New York State

In the redistricting chaos, will Hochul see an opening?

Legislative changes to petitioning are reportedly on the table – and with them could come Albany “sausage-making.”

The fate of New York’s congressional, state Senate, Assembly and gubernatorial primaries is murky to say the least.

The fate of New York’s congressional, state Senate, Assembly and gubernatorial primaries is murky to say the least. Mike Groll/Office of Governor Kathy Hochul

The fate of New York’s congressional, state Senate, Assembly and gubernatorial primaries is murky to say the least. While the elections for the state Senate and New York’s congressional delegation will likely be moved to August – per Wednesday’s Court of Appeals ruling that the new lines were drawn in violation of the state constitution – the Assembly and gubernatorial primary dates, which were not part of the landmark decision, could also be in question. 

A special master has been tasked with drawing new district lines for the state Senate and Congress by May 20. The Appeals Court charged the Supreme Court with setting a new election schedule, but state lawmakers could have to pass legislation to comply with any court order, including, but not limited to, establishing new guidelines for petitioning. And if the Legislature is involved, Albany’s time-honored tradition of horse-trading is likely to ensue. 

For Gov. Kathy Hochul – who is at odds with Democratic legislative leaders over budget negotiations and the resignation of Lt. Gov. Brian Benjamin – one big ask could be getting him off the ballot. “Albany loves to make sausage when it comes to legislation,” Blair Horner, executive director of the New York Public Interest Group, told City & State. “The obvious thing that the governor wants is to jettison Benjamin from the ticket and allow her to pick a replacement. So who knows, we are still in the fog of war phase on how this is all going to play out. But it would not surprise me one bit, and it is certainly deep in Albany's DNA, to try to cobble together a bunch of issues to come up with the support any plan needs to get legislative approval.”

Disagreements about nearly every remaining question have already emerged. “Multiple party sources” told Newsday “that a consensus is nearing to combine the June 28 primary for statewide offices and Assembly seats with a new, late-August date for the congressional and Senate races” – something party leadership denies. “There has been no discussions and certainly no consensus on moving the (Assembly and gubernatorial) primaries,” Senate Majority Spokesperson Mike Murphy told City & State. The sentiment was echoed by New York State Democratic Committee Chair Jay Jacobs, who also told us there is no push to consolidate the primaries.

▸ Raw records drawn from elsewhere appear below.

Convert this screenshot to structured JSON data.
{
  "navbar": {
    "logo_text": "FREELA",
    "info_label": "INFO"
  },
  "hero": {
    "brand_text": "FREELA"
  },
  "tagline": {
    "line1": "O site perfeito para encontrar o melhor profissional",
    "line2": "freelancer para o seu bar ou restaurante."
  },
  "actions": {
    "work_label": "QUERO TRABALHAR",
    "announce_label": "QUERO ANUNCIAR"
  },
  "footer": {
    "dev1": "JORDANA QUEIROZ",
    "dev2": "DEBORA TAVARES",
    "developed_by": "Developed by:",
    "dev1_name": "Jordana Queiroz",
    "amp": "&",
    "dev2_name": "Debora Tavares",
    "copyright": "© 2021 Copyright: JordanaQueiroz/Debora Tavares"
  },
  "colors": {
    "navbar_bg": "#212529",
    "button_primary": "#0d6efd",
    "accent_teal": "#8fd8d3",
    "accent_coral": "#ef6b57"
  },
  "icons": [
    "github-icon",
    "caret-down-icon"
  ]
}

And the State Board of Elections, which sets regulatory guidelines for the election processes, said it’s unlikely the other primaries could be moved. “We do not foresee the June 28th primary changing for our statewide offices, the State Assembly, Judicial Delegates and Alternates and any local offices that are scheduled to be on the primary ballot,” it said in a statement issued Wednesday. 

Horner noted that there is some precedent for the Legislature’s involvement in changing the petitioning process. In 2021, lawmakers passed a bill to reduce the number of signatures required to get on the ballot in an effort to avoid close contact during the COVID-19 pandemic, along with another bill preventing last-minute petitioning.

Meanwhile, Democratic leaders have offered little to no insight on their plans moving forward to address the Appeals Court decision. But prior to Wednesday’s ruling, legislative leaders were vocal about their distaste for changing laws to remove Benjamin from the ballot, with Senate Majority Leader Andrea Stewart-Cousins reportedly telling subordinates not to formally introduce legislation that could accomplish this. That’s likely, in part, a punishment for Hochul over messy budget negotiations, and part of another historical practice in Albany: a tug-of-war between legislative leaders and the governor. “They gave her the Buffalo stadium, and she forced bail reform on them, which they didn't want,” veteran Democratic political consultant Hank Sheinkopf told City & State. “The Legislature and the leaders have decided that they are never going to be in a Cuomo-like situation again . . . No governor's going to muscle the Legislature.” 

What’s more, the redistricting ruling has thrown the remainder of the legislative session into turmoil. “It sucked the oxygen out of the policymaking room in Albany, because lawmakers are now totally distracted. It's going to be very hard to get controversial pieces of legislation done in this environment. Unless they’re cobbled together,” Horner said.

But the hesitation to remove Benjamin is also about optics in that it would be an easy target for the GOP to claim Democrats are unfairly changing the rules at the last minute. And as some Albany insiders point out, it’s sort of a moot point. Since there is already one moderate in the running – Diana Reyna – and Hochul would likely choose another, it would split voters and give leftist candidate Ana María Archila a clearer path to victory. “And if the mythical person somehow wins,” said one Democratic Albany insider who requested anonymity to speak candidly, “what makes them so immensely valuable to the ticket that it's worth another month talking about what a bad choice Hochul made in Benjamin and how her solution was a back room Albany deal?" 

With reporting by Rebecca C. Lewis.